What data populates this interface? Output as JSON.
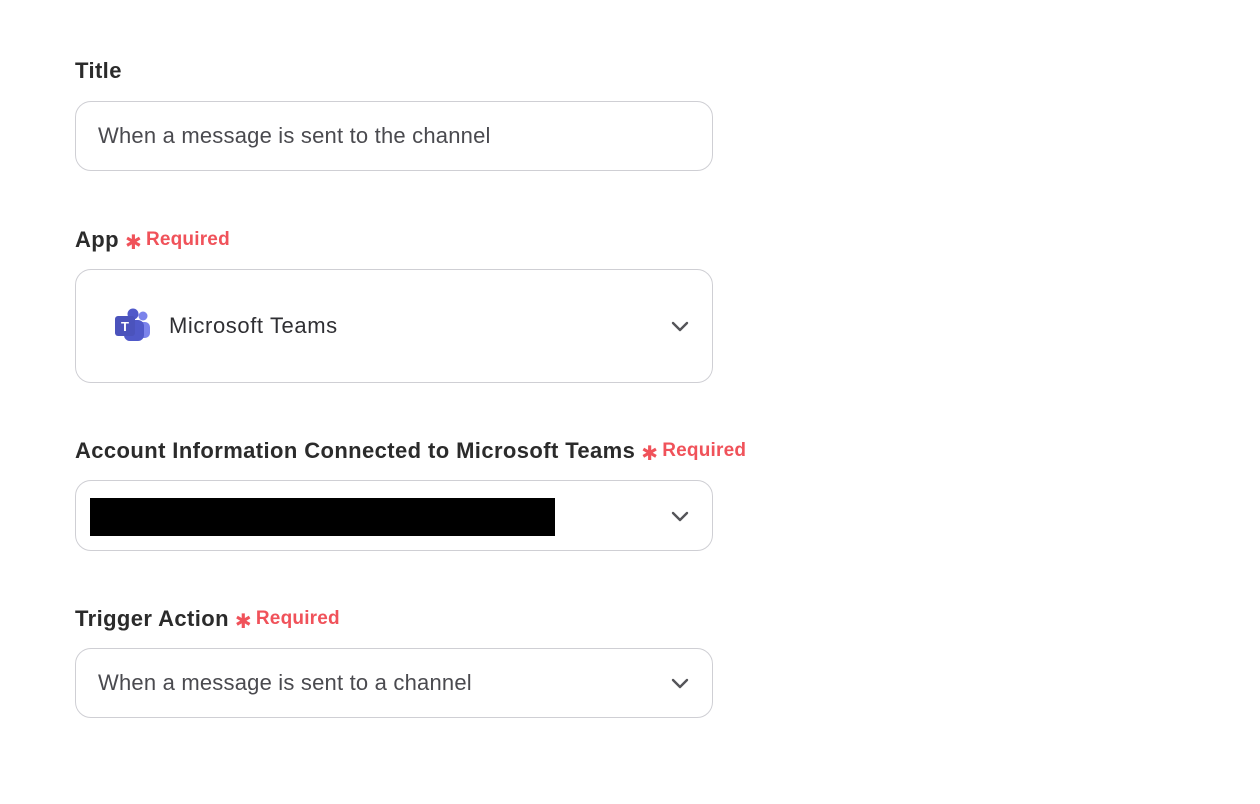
{
  "title_field": {
    "label": "Title",
    "value": "When a message is sent to the channel"
  },
  "app_field": {
    "label": "App",
    "required": "Required",
    "value": "Microsoft Teams",
    "icon": "microsoft-teams-icon"
  },
  "account_field": {
    "label": "Account Information Connected to Microsoft Teams",
    "required": "Required",
    "value_redacted": true
  },
  "trigger_field": {
    "label": "Trigger Action",
    "required": "Required",
    "value": "When a message is sent to a channel"
  },
  "colors": {
    "required": "#f0525a",
    "border": "#cfcfd4",
    "teams_brand": "#5059c9"
  }
}
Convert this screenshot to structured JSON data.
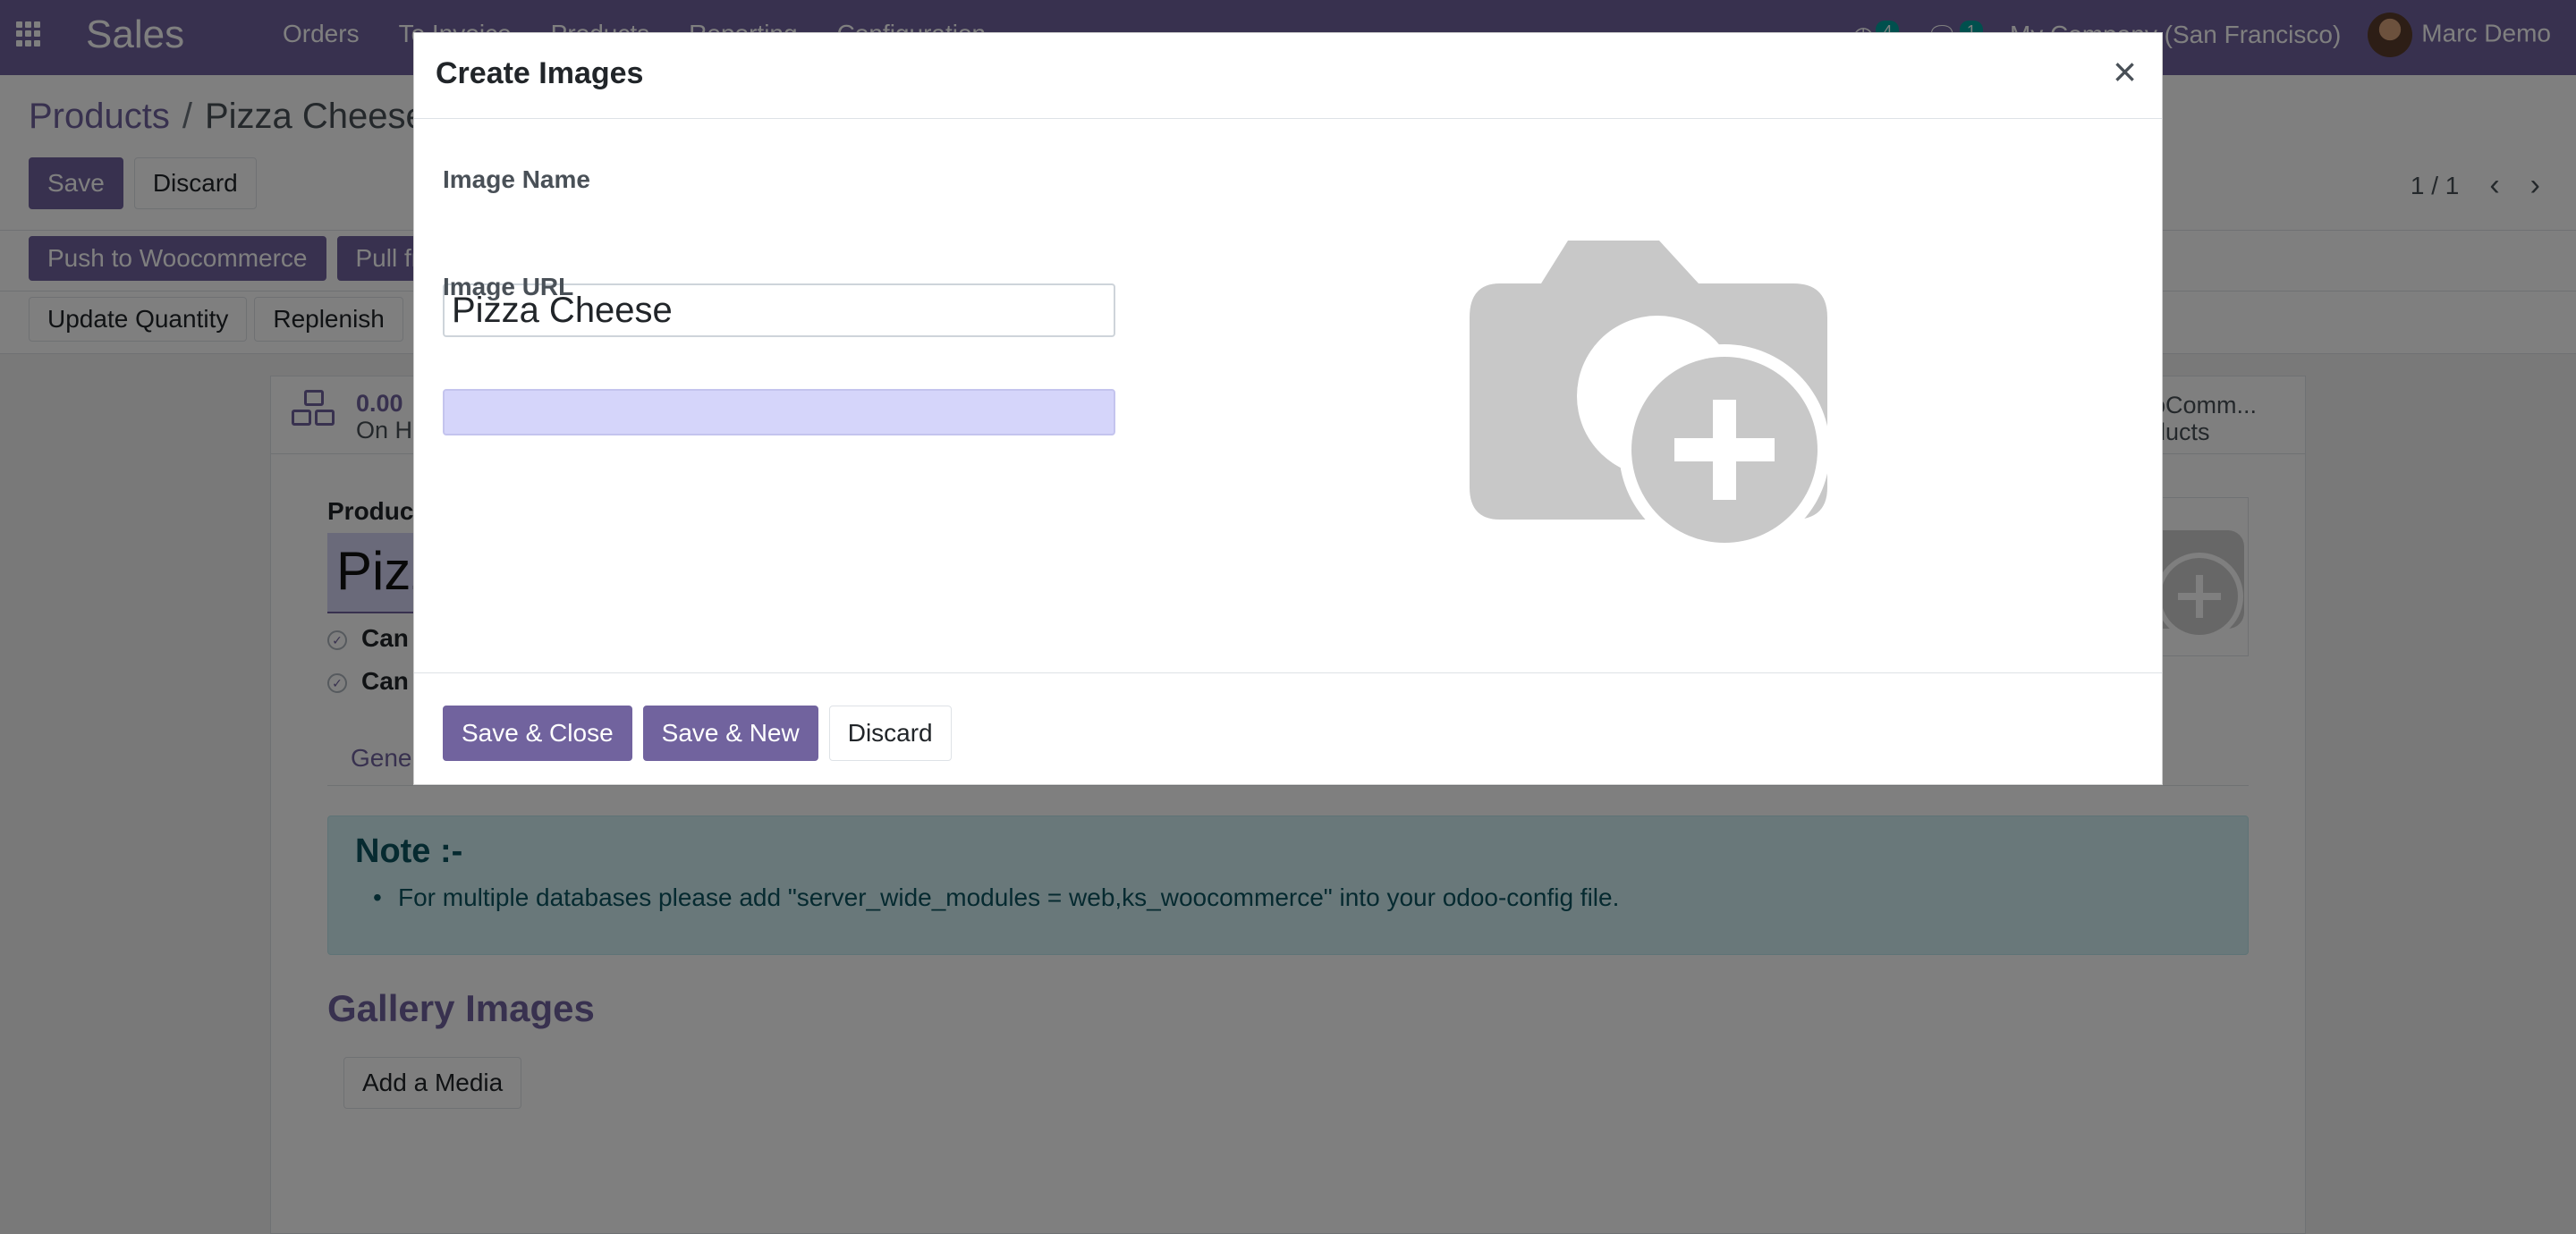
{
  "navbar": {
    "app_name": "Sales",
    "menu": [
      "Orders",
      "To Invoice",
      "Products",
      "Reporting",
      "Configuration"
    ],
    "activity_count": "4",
    "message_count": "1",
    "company": "My Company (San Francisco)",
    "user": "Marc Demo",
    "bg_color": "#71639e"
  },
  "control_panel": {
    "breadcrumb_parent": "Products",
    "breadcrumb_separator": "/",
    "breadcrumb_current": "Pizza Cheese",
    "save_label": "Save",
    "discard_label": "Discard",
    "pager": "1 / 1"
  },
  "statusbar": {
    "push_label": "Push to Woocommerce",
    "pull_label": "Pull fr",
    "update_quantity_label": "Update Quantity",
    "replenish_label": "Replenish"
  },
  "form": {
    "stat_value": "0.00",
    "stat_label": "On H",
    "woo_line1": "ooComm...",
    "woo_line2": "oducts",
    "product_label": "Product",
    "product_name": "Pizz",
    "can_be_sold": "Can",
    "can_be_purchased": "Can",
    "tab_general": "Gener",
    "note_title": "Note :-",
    "note_text": "For multiple databases please add \"server_wide_modules = web,ks_woocommerce\" into your odoo-config file.",
    "gallery_title": "Gallery Images",
    "add_media_label": "Add a Media"
  },
  "modal": {
    "title": "Create Images",
    "close_icon": "close-icon",
    "image_name_label": "Image Name",
    "image_name_value": "Pizza Cheese",
    "image_url_label": "Image URL",
    "image_url_value": "",
    "placeholder_icon": "camera-add-icon",
    "save_close_label": "Save & Close",
    "save_new_label": "Save & New",
    "discard_label": "Discard"
  }
}
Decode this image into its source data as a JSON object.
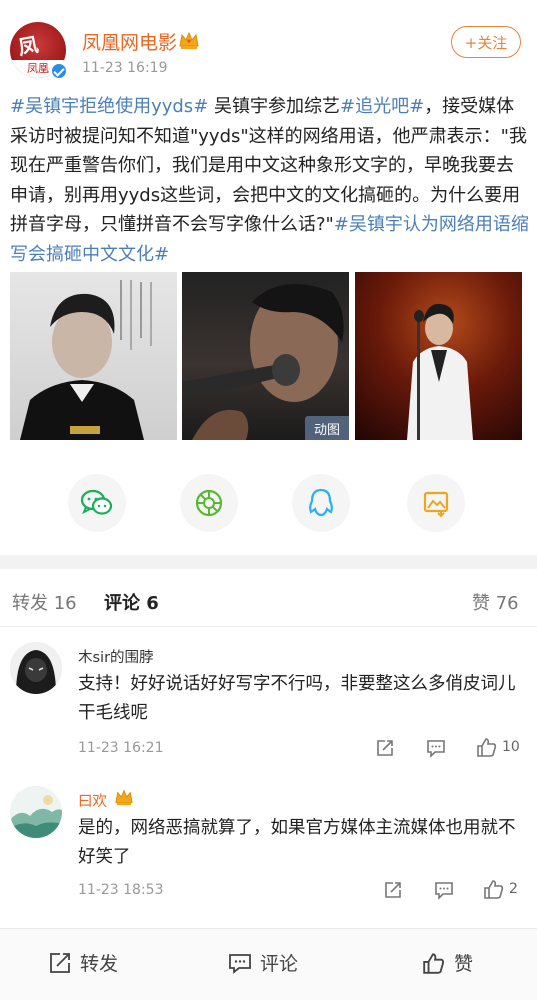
{
  "post": {
    "author": "凤凰网电影",
    "avatar_lettering": "凤凰",
    "time": "11-23 16:19",
    "follow_label": "+关注",
    "text_segments": [
      {
        "text": "#吴镇宇拒绝使用yyds#",
        "tag": true
      },
      {
        "text": " 吴镇宇参加综艺",
        "tag": false
      },
      {
        "text": "#追光吧#",
        "tag": true
      },
      {
        "text": "，接受媒体采访时被提问知不知道\"yyds\"这样的网络用语，他严肃表示：\"我现在严重警告你们，我们是用中文这种象形文字的，早晚我要去申请，别再用yyds这些词，会把中文的文化搞砸的。为什么要用拼音字母，只懂拼音不会写字像什么话?\"",
        "tag": false
      },
      {
        "text": "#吴镇宇认为网络用语缩写会搞砸中文文化#",
        "tag": true
      }
    ],
    "gif_badge": "动图"
  },
  "share_icons": [
    "wechat-icon",
    "moments-icon",
    "qq-icon",
    "save-image-icon"
  ],
  "tabs": {
    "repost": "转发 16",
    "comments": "评论 6",
    "likes": "赞 76"
  },
  "comments": [
    {
      "user": "木sir的围脖",
      "text": "支持！好好说话好好写字不行吗，非要整这么多俏皮词儿干毛线呢",
      "time": "11-23 16:21",
      "likes": "10"
    },
    {
      "user": "曰欢",
      "text": "是的，网络恶搞就算了，如果官方媒体主流媒体也用就不好笑了",
      "time": "11-23 18:53",
      "likes": "2"
    }
  ],
  "bottom_bar": {
    "repost": "转发",
    "comment": "评论",
    "like": "赞"
  },
  "colors": {
    "author_orange": "#e86722",
    "tag_blue": "#4a7fb8",
    "follow_orange": "#e9823b"
  }
}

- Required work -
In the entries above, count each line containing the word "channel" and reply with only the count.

- Reply -
2